Here's a typical scene: While enduring severe heartburn, shoppers belly up to the stomach care section of the HBC aisle. They are confronted by a dizzying array of products in various sizes and doses. All promise relief. What to choose? Is the latest Rx-to-OTC switch remedy too potent? What about the traditional brands of lesser strength? Are they strong enough?
Enter the in-store pharmacist nearby, with advice and recommendations.
These dedicated professionals are very important to this category, according to Maria Brous, a spokeswoman for Publix Super Markets, Lakeland, Fla. “Consumers come to the shelf and are overwhelmed by the number of products available to them. We educate our pharmacists on product attributes so they can help consumers make informed decisions,” she said.
Ken Henjum, vice president of pharmacy operations for the PrairieStone Pharmacy, Minneapolis, which operates pharmacies in Lunds and Byerly's supermarkets, explained that pharmacists play an important role in the long-term health and welfare of consumers. During interactions with consumers, a pharmacist asks about the patient's medications, reviews the patient's prescriptions and over-the-counter drugs, and also asks about foods or drugs the patient may be taking that could trigger their heartburn symptoms.

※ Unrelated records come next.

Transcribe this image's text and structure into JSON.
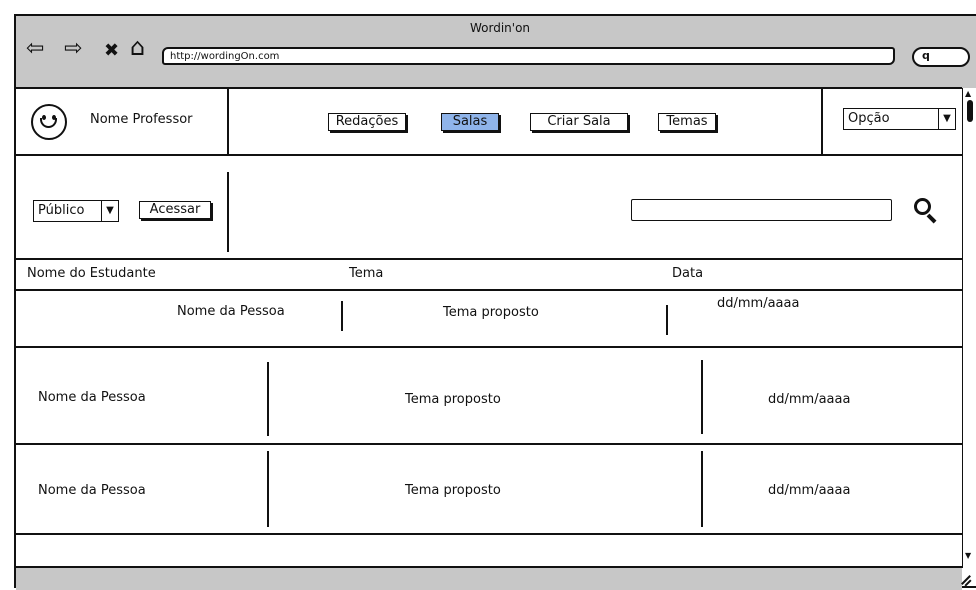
{
  "window": {
    "title": "Wordin'on",
    "url": "http://wordingOn.com"
  },
  "browser_nav": {
    "back_glyph": "⇦",
    "forward_glyph": "⇨",
    "stop_glyph": "✖",
    "home_glyph": "⌂",
    "search_glyph": "q"
  },
  "header": {
    "avatar_glyph": "☺",
    "professor_name": "Nome Professor",
    "nav": [
      {
        "label": "Redações"
      },
      {
        "label": "Salas"
      },
      {
        "label": "Criar Sala"
      },
      {
        "label": "Temas"
      }
    ],
    "active_nav": "Salas",
    "options_select": "Opção"
  },
  "toolbar": {
    "visibility_select": "Público",
    "access_button": "Acessar",
    "search_value": "",
    "search_icon": "magnifier-icon"
  },
  "table": {
    "columns": [
      "Nome do Estudante",
      "Tema",
      "Data"
    ],
    "rows": [
      {
        "name": "Nome da Pessoa",
        "theme": "Tema proposto",
        "date": "dd/mm/aaaa"
      },
      {
        "name": "Nome da Pessoa",
        "theme": "Tema proposto",
        "date": "dd/mm/aaaa"
      },
      {
        "name": "Nome da Pessoa",
        "theme": "Tema proposto",
        "date": "dd/mm/aaaa"
      }
    ]
  },
  "colors": {
    "chrome": "#c7c7c7",
    "active_button": "#8fb4ea",
    "ink": "#111111"
  }
}
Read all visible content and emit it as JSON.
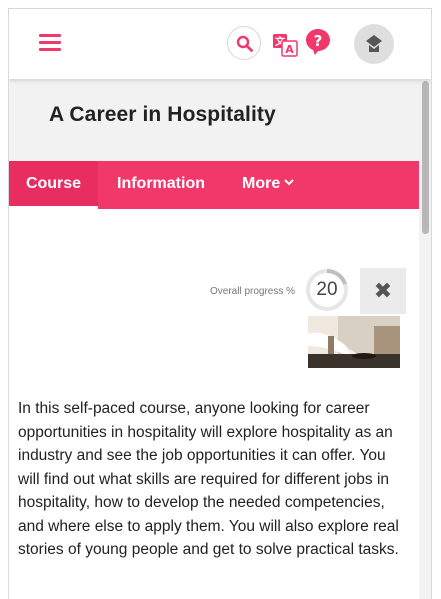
{
  "header": {
    "menu_icon": "hamburger-menu-icon",
    "search_icon": "search-icon",
    "translate_icon": "translate-icon",
    "help_icon": "help-icon",
    "avatar_icon": "user-avatar-icon"
  },
  "course": {
    "title": "A Career in Hospitality"
  },
  "nav": {
    "tabs": [
      {
        "label": "Course"
      },
      {
        "label": "Information"
      },
      {
        "label": "More"
      }
    ]
  },
  "progress": {
    "label": "Overall progress %",
    "value": "20",
    "fraction": 0.2
  },
  "description": "In this self-paced course, anyone looking for career opportunities in hospitality will explore hospitality as an industry and see the job opportunities it can offer. You will find out what skills are required for different jobs in hospitality, how to develop the needed competencies, and where else to apply them. You will also explore real stories of young people and get to solve practical tasks.",
  "colors": {
    "accent": "#f0386b",
    "title_band": "#f2f2f2",
    "progress_ring": "#bfbfbf"
  }
}
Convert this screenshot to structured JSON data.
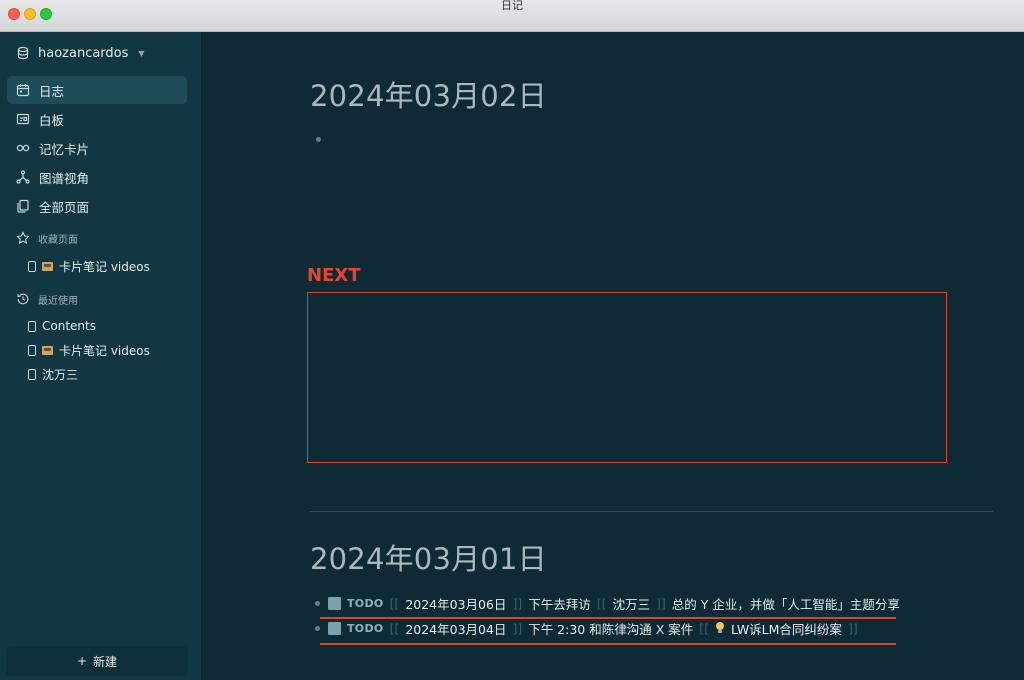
{
  "window": {
    "title": "日记"
  },
  "sidebar": {
    "workspace": "haozancardos",
    "nav": [
      {
        "label": "日志",
        "icon": "calendar-icon",
        "active": true
      },
      {
        "label": "白板",
        "icon": "whiteboard-icon"
      },
      {
        "label": "记忆卡片",
        "icon": "infinity-icon"
      },
      {
        "label": "图谱视角",
        "icon": "graph-icon"
      },
      {
        "label": "全部页面",
        "icon": "pages-icon"
      }
    ],
    "favorites": {
      "label": "收藏页面",
      "items": [
        {
          "label": "卡片笔记 videos",
          "emoji": "film-card-emoji"
        }
      ]
    },
    "recent": {
      "label": "最近使用",
      "items": [
        {
          "label": "Contents"
        },
        {
          "label": "卡片笔记 videos",
          "emoji": "film-card-emoji"
        },
        {
          "label": "沈万三"
        }
      ]
    },
    "new_button": {
      "plus": "+",
      "label": "新建"
    }
  },
  "main": {
    "journal1": {
      "title": "2024年03月02日"
    },
    "next": {
      "label": "NEXT"
    },
    "journal2": {
      "title": "2024年03月01日",
      "todos": [
        {
          "tag": "TODO",
          "date": "2024年03月06日",
          "text1": "下午去拜访",
          "person": "沈万三",
          "text2": "总的 Y 企业，并做「人工智能」主题分享"
        },
        {
          "tag": "TODO",
          "date": "2024年03月04日",
          "text1": "下午 2:30 和陈律沟通 X 案件",
          "ref": "LW诉LM合同纠纷案"
        }
      ]
    }
  },
  "colors": {
    "accent_red": "#d9442e",
    "background": "#0e2a35",
    "sidebar": "#123743"
  }
}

“Explaining how each treatment works differently, and what to expect as it pertains to antacids and histamine blockers, is an area of a pharmacist's expertise,” he said. “Simple heartburn as opposed to severe heartburn — especially if it involves acid reflux — is very important.”
Counseling is very important when considering product “switches,” according to Pam Heath, director of pharmacy at Sweetbay Supermarkets in Tampa, Fla. Say, for example, the product had been covered under a prescription plan, but now has gone over-the-counter.
“Not only do they have to help patients locate the product, but other folks are coming in with a prescription for Zantac 150,” she said. “The pharmacist is saying, ‘Oh, by the way, that's over-the-counter now. It's not covered by your insurance. Let's talk about it.’
“It's created a lot of questions among the consumers, but has also initiated more touch points for the pharmacists, often just due to the lag time of patients being aware of a product being over-the-counter,” Heath explained. “If it's written on a piece of paper, often a consumer assumes it's a prescription.”